##### Information supplied
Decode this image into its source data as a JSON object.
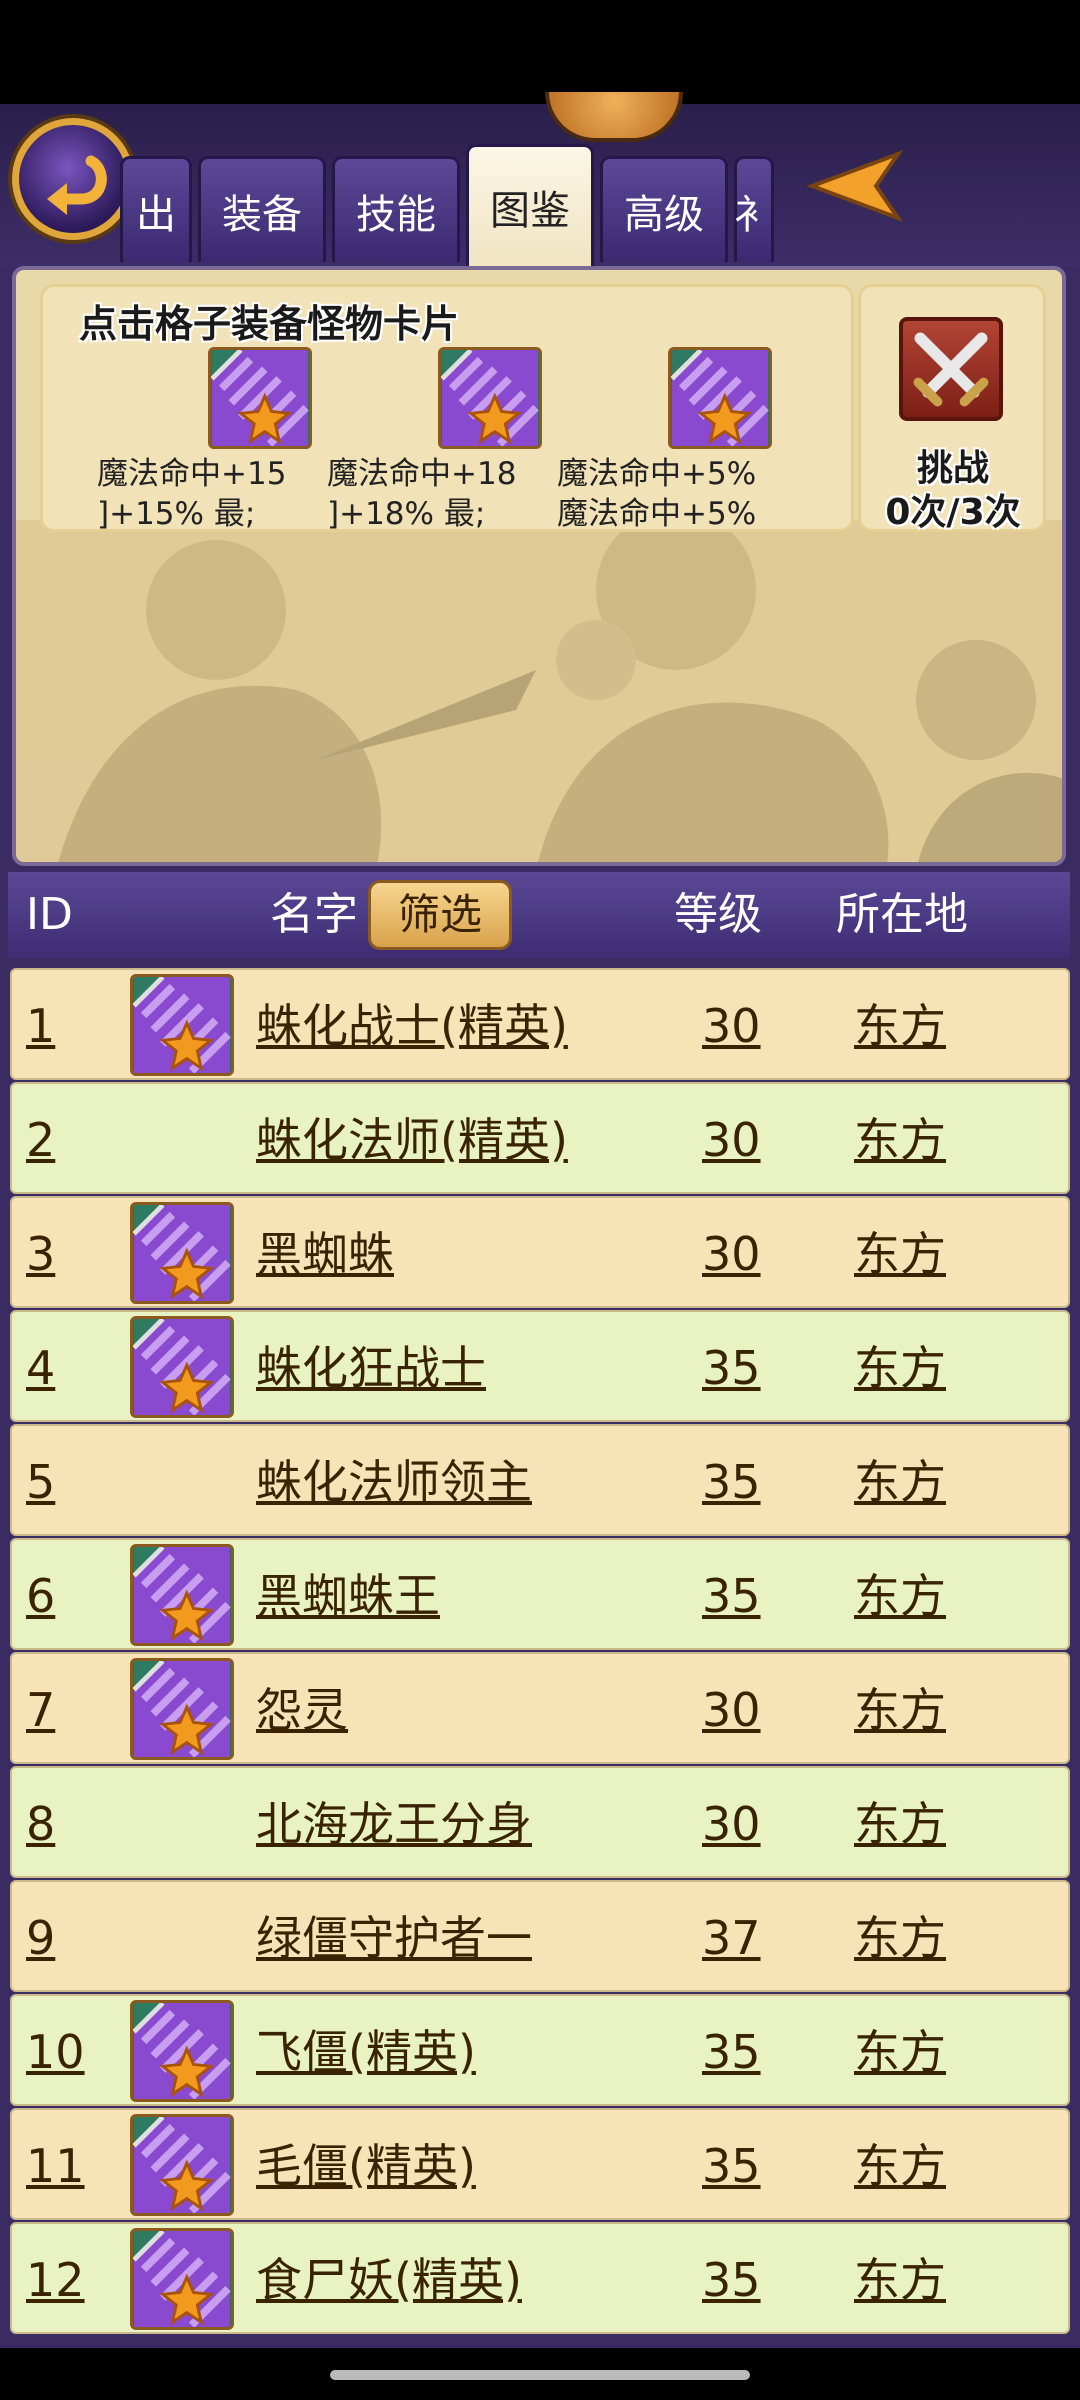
{
  "tabs": [
    {
      "label": "出",
      "active": false
    },
    {
      "label": "装备",
      "active": false
    },
    {
      "label": "技能",
      "active": false
    },
    {
      "label": "图鉴",
      "active": true
    },
    {
      "label": "高级",
      "active": false
    },
    {
      "label": "衤",
      "active": false
    }
  ],
  "card_panel": {
    "hint": "点击格子装备怪物卡片",
    "slots": [
      {
        "line1": "魔法命中+15",
        "line2": "]+15%     最;"
      },
      {
        "line1": "魔法命中+18",
        "line2": "]+18%     最;"
      },
      {
        "line1": "魔法命中+5%",
        "line2": "魔法命中+5%"
      }
    ],
    "challenge": {
      "label": "挑战",
      "count": "0次/3次"
    }
  },
  "table": {
    "headers": {
      "id": "ID",
      "name": "名字",
      "filter": "筛选",
      "level": "等级",
      "location": "所在地"
    },
    "rows": [
      {
        "id": "1",
        "name": "蛛化战士(精英)",
        "level": "30",
        "location": "东方",
        "has_card": true
      },
      {
        "id": "2",
        "name": "蛛化法师(精英)",
        "level": "30",
        "location": "东方",
        "has_card": false
      },
      {
        "id": "3",
        "name": "黑蜘蛛",
        "level": "30",
        "location": "东方",
        "has_card": true
      },
      {
        "id": "4",
        "name": "蛛化狂战士",
        "level": "35",
        "location": "东方",
        "has_card": true
      },
      {
        "id": "5",
        "name": "蛛化法师领主",
        "level": "35",
        "location": "东方",
        "has_card": false
      },
      {
        "id": "6",
        "name": "黑蜘蛛王",
        "level": "35",
        "location": "东方",
        "has_card": true
      },
      {
        "id": "7",
        "name": "怨灵",
        "level": "30",
        "location": "东方",
        "has_card": true
      },
      {
        "id": "8",
        "name": "北海龙王分身",
        "level": "30",
        "location": "东方",
        "has_card": false
      },
      {
        "id": "9",
        "name": "绿僵守护者一",
        "level": "37",
        "location": "东方",
        "has_card": false
      },
      {
        "id": "10",
        "name": "飞僵(精英)",
        "level": "35",
        "location": "东方",
        "has_card": true
      },
      {
        "id": "11",
        "name": "毛僵(精英)",
        "level": "35",
        "location": "东方",
        "has_card": true
      },
      {
        "id": "12",
        "name": "食尸妖(精英)",
        "level": "35",
        "location": "东方",
        "has_card": true
      }
    ]
  },
  "colors": {
    "frame": "#3b2b63",
    "row_odd": "#f6e3b6",
    "row_even": "#e8f3c1",
    "card_purple": "#8a4ad0",
    "card_star": "#f29a1e"
  },
  "icons": {
    "back": "back-arrow-icon",
    "next": "arrow-left-icon",
    "card": "monster-card-icon",
    "challenge": "crossed-swords-icon"
  }
}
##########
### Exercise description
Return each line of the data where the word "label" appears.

### Response to the exercise
      "label": "出",
      "label": "装备",
      "label": "技能",
      "label": "图鉴",
      "label": "高级",
      "label": "衤",
      "label": "挑战",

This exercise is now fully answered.